By Robert Messenger
For the typewriter aficionado on Instagram, it soon becomes apparent that typed poetry is trending big time. And around the world now, people are taking their typewriters to the streets to offer a typed poem service. I first saw this at the “I Am Typewriter” Festival in Melbourne seven years ago, when a smart young cross-dresser set up a Valentine’s Day poetry desk in the busy subway under the Flinders Street station.
One of the latest to join the throng is 20-year-old South American street artist Carlos, in Bogota, Colombia. At Aspen Grove in Littleton, Colorado, Ryan Ashley Knowles provides “Untouched Poetry” for donations during the weekly Paris Street Market, using a 1940s Smith-Corona portable. In New Orleans, Ben Aleshire is one of four “poets for hire” on the streets of the Faubourg Marigny neighbourhood. On Howard Street’s wide sidewalk in the Old Market of Omaha, Nebraska, Britny Doane types her poetry on a shiny Remington portable.

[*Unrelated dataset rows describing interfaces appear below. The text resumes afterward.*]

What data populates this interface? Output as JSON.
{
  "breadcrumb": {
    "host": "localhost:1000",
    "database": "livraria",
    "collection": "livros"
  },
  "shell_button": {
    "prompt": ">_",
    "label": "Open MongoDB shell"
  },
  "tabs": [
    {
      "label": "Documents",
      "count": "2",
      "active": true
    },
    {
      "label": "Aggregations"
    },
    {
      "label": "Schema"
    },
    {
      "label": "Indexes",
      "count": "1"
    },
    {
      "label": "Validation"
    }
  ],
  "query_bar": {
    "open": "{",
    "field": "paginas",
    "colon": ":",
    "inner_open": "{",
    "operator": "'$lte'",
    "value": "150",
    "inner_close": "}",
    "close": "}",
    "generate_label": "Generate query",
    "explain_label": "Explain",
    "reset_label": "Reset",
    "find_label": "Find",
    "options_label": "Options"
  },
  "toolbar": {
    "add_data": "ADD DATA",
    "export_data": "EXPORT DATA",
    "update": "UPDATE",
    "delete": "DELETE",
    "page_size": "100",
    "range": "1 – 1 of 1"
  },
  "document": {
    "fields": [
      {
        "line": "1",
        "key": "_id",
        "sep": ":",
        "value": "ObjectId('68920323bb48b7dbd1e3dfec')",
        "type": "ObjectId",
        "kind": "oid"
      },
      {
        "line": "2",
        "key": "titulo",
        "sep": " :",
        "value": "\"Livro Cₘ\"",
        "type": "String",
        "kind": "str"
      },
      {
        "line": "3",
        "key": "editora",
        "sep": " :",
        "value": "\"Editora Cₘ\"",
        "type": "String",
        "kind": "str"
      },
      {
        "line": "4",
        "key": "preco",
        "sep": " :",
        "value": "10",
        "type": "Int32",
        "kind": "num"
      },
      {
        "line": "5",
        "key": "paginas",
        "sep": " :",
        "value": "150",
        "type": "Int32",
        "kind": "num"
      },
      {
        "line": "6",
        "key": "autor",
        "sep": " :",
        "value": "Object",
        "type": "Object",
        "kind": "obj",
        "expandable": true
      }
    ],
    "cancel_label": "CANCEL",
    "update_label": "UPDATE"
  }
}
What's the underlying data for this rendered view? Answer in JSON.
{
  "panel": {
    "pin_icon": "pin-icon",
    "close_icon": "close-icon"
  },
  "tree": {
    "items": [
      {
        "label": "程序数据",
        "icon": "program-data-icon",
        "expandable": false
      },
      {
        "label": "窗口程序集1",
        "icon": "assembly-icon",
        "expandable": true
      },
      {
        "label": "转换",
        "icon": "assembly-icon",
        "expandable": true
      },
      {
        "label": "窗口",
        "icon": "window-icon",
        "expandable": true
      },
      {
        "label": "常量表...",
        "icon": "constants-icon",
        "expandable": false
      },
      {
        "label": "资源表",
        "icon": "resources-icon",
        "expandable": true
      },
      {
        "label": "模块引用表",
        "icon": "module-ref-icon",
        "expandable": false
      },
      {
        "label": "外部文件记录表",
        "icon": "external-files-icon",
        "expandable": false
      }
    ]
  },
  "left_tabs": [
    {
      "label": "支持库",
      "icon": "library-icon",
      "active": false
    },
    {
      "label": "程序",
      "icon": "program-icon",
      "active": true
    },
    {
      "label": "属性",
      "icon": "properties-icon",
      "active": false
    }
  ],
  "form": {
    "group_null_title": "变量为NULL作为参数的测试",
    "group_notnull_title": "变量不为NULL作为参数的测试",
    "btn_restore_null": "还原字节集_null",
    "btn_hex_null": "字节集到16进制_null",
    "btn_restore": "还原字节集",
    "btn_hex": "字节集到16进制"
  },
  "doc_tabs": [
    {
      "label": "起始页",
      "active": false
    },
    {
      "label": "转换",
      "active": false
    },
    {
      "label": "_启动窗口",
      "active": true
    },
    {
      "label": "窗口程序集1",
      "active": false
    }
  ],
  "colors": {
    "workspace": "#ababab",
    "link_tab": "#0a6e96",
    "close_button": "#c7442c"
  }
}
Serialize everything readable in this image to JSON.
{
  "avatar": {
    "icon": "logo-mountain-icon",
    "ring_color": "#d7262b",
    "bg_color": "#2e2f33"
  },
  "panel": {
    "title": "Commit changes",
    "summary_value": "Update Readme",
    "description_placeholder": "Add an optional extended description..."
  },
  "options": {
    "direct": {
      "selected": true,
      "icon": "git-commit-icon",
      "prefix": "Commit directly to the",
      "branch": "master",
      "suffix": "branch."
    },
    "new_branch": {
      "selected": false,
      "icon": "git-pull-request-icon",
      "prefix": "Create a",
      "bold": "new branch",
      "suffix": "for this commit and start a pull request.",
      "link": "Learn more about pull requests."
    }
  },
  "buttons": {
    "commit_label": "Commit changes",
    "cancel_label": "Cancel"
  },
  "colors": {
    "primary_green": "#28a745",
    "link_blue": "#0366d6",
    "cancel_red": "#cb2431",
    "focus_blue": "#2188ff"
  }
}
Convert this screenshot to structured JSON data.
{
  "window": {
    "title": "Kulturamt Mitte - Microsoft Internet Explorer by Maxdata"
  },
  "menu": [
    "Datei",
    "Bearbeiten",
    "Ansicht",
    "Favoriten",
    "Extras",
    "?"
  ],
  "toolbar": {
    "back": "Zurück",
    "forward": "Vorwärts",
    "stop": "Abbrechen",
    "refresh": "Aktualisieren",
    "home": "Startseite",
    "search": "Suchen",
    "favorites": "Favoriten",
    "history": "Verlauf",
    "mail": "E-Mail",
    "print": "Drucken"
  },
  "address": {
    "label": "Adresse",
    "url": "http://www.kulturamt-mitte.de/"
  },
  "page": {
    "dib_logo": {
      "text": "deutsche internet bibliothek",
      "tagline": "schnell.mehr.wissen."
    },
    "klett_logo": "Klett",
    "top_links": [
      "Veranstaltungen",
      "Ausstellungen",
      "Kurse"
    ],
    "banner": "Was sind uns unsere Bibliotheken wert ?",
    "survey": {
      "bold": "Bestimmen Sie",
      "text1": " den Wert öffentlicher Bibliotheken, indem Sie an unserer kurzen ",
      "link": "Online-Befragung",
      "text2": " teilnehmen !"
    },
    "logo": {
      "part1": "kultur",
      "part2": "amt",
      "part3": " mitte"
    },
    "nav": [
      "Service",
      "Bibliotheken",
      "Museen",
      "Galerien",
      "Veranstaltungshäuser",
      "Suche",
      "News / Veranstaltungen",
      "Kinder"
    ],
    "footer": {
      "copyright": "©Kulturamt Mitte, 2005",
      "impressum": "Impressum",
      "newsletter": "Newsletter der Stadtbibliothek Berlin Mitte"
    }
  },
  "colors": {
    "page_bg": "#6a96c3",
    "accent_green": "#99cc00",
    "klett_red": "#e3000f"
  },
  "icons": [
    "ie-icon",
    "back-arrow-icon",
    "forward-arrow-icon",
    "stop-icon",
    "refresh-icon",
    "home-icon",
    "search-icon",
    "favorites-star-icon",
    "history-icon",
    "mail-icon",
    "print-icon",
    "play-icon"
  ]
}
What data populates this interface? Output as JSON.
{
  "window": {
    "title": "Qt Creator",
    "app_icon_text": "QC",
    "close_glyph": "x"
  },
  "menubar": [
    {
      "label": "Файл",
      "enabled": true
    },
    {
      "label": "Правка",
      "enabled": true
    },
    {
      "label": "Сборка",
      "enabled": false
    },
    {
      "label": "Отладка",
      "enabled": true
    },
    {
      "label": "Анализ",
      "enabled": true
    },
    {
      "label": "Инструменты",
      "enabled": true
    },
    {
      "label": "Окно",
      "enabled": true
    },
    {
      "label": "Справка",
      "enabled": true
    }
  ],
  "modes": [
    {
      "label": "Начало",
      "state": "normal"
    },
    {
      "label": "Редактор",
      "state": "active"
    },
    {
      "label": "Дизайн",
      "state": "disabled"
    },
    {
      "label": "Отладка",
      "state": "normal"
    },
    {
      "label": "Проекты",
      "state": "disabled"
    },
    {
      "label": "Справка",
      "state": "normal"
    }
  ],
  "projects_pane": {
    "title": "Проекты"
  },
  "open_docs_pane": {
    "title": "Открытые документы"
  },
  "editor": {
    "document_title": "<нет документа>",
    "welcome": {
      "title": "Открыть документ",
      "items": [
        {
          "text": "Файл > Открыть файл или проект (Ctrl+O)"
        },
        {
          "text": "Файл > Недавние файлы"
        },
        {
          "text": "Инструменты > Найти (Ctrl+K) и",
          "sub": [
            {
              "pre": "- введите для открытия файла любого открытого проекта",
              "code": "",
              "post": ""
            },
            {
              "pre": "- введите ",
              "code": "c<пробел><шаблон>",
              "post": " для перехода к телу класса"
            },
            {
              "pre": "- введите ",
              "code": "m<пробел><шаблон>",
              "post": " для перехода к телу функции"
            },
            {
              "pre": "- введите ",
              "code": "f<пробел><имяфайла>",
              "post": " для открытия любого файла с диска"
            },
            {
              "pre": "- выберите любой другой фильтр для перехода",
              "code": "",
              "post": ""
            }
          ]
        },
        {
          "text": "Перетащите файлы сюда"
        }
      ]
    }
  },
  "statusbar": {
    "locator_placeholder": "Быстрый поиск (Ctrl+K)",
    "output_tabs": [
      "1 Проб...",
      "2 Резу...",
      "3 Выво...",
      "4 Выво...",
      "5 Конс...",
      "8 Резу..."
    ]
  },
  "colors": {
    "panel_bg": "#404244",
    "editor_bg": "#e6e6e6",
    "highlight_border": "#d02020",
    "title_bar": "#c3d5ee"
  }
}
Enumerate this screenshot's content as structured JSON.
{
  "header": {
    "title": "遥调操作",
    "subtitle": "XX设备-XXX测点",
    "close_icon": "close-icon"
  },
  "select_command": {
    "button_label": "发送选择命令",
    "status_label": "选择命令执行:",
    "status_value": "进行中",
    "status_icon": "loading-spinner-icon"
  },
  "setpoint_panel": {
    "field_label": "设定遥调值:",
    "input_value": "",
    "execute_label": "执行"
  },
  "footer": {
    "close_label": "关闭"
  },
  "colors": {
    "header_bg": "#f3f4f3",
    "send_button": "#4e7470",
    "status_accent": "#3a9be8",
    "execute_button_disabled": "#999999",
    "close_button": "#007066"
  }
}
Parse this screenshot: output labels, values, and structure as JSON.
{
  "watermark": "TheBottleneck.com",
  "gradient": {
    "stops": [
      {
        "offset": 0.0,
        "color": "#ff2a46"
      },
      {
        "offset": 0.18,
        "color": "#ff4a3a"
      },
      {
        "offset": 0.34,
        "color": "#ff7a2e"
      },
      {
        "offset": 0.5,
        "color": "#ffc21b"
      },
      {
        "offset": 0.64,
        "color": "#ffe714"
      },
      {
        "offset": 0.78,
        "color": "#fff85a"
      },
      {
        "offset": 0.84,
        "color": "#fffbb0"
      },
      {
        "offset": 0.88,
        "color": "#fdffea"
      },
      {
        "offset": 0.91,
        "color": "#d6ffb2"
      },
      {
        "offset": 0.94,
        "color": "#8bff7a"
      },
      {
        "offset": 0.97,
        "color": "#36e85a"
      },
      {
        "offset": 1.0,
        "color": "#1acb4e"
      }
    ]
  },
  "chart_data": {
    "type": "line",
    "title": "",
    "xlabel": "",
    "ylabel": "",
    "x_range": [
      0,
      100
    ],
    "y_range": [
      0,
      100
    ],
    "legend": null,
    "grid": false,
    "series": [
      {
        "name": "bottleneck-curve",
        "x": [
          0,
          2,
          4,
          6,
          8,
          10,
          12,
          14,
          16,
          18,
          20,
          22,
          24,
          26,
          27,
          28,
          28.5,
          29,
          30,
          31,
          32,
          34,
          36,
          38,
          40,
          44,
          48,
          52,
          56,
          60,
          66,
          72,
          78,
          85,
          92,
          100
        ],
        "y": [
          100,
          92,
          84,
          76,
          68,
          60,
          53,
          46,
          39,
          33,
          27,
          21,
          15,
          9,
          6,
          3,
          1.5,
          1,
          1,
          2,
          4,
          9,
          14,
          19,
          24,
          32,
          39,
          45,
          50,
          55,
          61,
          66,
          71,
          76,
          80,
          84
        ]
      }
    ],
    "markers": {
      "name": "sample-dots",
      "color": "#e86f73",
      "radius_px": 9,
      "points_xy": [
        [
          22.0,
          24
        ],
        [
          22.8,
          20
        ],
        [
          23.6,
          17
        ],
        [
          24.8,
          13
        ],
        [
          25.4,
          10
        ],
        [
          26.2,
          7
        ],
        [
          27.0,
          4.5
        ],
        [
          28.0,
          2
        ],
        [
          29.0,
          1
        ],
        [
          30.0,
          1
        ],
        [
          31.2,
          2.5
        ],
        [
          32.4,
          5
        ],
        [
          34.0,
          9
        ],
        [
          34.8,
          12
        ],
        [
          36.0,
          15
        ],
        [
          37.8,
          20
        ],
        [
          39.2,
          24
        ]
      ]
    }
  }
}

These are but a handful of the people meeting a worldwide need for poetry typed on demand. It’s not so much the poetry that appeals, as having it written an old technology before the customer’s very eyes. The home computer, laptop and printer can never match this form – try to imagine, if you can, e e cummings creating poetry with Word Doc! Impossible! And the craze obviously doesn’t necessarily encompass street performance, as the thousands of typed poems appearing on Instagram will readily attest.